• Saved entries
* * * *

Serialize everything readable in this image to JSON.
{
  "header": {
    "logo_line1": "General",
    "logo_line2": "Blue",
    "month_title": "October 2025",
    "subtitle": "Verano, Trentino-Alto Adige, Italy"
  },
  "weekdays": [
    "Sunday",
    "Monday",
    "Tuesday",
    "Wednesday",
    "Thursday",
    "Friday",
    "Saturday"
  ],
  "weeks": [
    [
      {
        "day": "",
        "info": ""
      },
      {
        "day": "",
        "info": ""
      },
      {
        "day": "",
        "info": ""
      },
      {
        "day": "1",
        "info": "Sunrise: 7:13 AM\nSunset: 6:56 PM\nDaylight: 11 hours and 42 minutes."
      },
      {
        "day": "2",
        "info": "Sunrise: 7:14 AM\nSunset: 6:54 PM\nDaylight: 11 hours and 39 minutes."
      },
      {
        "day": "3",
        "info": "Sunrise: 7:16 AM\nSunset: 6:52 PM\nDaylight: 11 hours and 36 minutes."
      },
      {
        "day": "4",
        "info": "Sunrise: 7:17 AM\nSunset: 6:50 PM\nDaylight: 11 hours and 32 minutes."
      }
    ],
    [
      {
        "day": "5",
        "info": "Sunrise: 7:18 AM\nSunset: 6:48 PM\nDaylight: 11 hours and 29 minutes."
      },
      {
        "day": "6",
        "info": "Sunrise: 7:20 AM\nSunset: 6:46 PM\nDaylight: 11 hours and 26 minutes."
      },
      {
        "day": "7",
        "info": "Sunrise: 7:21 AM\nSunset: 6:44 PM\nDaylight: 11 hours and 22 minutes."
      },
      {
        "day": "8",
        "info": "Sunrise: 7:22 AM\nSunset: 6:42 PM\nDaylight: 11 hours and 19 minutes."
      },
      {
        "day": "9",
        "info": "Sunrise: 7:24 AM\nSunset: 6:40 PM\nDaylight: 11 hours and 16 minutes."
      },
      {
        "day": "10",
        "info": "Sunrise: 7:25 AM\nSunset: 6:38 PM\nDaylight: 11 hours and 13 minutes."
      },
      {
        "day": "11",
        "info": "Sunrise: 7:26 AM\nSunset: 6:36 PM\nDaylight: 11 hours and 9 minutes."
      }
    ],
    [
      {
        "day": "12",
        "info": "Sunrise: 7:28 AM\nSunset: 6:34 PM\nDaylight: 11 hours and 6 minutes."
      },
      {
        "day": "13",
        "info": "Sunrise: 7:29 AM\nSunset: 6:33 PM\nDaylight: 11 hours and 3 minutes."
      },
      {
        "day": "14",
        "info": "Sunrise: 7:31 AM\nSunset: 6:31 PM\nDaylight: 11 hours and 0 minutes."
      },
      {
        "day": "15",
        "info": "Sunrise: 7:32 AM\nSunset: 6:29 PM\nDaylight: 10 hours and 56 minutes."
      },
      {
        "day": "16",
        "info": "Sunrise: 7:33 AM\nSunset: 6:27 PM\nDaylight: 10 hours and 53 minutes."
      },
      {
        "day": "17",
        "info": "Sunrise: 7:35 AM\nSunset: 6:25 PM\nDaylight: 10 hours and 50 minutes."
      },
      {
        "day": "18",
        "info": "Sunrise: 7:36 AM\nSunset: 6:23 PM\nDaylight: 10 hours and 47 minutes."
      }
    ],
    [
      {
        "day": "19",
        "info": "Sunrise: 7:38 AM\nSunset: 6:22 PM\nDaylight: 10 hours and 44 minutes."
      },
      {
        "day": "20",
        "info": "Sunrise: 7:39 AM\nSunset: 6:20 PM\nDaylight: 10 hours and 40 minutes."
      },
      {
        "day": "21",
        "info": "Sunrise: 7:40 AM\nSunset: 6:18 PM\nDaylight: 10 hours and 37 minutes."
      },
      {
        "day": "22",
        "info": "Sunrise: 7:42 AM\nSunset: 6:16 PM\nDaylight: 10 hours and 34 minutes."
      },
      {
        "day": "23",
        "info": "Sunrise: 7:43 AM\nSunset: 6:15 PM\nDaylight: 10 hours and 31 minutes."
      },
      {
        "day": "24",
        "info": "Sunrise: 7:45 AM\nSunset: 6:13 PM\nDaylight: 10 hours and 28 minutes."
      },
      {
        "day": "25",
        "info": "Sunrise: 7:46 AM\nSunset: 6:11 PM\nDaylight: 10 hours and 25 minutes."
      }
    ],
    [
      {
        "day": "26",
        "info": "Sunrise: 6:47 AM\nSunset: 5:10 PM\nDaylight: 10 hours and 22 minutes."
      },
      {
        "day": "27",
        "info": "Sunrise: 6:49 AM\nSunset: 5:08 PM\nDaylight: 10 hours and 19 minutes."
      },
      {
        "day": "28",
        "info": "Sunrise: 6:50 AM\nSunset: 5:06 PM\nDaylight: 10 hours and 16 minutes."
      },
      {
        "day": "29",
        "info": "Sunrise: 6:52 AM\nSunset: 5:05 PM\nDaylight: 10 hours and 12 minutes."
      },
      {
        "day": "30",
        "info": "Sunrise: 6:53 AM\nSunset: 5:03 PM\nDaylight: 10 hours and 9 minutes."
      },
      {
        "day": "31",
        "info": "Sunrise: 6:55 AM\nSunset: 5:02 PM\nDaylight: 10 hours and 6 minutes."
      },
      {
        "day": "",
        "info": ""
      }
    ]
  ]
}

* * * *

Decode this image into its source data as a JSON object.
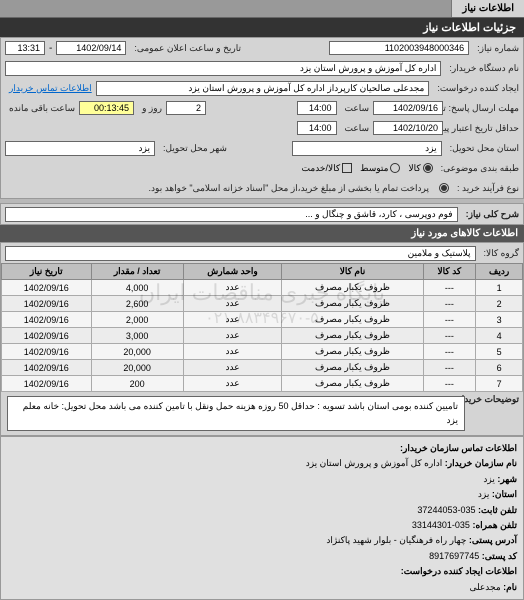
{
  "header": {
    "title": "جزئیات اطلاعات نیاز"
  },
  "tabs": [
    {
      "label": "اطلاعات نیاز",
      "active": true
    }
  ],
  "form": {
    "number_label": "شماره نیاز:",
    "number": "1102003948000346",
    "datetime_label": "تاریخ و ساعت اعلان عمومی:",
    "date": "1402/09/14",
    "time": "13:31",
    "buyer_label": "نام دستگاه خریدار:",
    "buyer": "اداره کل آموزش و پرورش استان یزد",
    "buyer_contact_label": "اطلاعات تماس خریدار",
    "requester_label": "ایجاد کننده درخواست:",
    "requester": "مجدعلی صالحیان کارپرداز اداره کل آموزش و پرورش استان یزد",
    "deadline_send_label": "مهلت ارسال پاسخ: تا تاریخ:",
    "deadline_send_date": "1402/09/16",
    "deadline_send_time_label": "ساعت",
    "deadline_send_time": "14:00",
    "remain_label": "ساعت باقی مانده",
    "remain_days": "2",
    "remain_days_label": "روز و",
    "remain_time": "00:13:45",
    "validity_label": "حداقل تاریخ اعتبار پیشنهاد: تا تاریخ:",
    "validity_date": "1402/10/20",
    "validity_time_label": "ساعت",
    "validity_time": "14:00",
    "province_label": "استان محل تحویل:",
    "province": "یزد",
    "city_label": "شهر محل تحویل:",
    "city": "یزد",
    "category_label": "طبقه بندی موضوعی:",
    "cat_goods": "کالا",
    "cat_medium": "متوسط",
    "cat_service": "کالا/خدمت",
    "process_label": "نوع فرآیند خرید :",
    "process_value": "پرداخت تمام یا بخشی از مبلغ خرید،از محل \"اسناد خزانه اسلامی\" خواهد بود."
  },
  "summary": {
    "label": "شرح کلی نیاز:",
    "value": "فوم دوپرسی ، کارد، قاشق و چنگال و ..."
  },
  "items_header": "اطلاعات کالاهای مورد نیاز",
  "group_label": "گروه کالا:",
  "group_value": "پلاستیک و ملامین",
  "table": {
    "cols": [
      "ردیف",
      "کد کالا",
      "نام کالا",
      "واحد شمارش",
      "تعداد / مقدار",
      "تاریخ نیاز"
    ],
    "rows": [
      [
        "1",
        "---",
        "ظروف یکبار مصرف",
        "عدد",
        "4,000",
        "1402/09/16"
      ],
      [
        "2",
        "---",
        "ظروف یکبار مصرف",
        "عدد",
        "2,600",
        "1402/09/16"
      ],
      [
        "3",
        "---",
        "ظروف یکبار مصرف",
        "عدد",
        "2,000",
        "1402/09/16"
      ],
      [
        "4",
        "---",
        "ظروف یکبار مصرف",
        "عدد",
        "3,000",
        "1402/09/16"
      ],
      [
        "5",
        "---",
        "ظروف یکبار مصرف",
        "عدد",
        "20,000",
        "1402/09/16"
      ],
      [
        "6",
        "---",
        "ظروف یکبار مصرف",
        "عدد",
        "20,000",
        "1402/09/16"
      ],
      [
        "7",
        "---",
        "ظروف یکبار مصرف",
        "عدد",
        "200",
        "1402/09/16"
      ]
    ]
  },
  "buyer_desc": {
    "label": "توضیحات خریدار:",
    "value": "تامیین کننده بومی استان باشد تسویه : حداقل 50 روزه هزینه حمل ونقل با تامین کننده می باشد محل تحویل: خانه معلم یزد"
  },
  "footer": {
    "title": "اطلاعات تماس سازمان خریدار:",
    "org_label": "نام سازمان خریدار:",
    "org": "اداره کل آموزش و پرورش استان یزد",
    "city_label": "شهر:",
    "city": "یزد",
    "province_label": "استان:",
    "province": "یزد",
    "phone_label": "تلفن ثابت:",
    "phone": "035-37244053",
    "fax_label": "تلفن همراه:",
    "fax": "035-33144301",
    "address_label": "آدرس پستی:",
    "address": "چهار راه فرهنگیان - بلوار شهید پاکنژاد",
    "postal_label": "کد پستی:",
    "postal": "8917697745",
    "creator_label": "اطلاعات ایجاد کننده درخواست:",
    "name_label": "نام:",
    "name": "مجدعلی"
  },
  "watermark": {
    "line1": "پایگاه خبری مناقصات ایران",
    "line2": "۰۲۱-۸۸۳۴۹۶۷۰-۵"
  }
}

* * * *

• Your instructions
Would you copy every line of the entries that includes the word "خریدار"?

• Exercise response
    "buyer_label": "نام دستگاه خریدار:",
    "buyer_contact_label": "اطلاعات تماس خریدار",
    "label": "توضیحات خریدار:",
    "title": "اطلاعات تماس سازمان خریدار:",
    "org_label": "نام سازمان خریدار:",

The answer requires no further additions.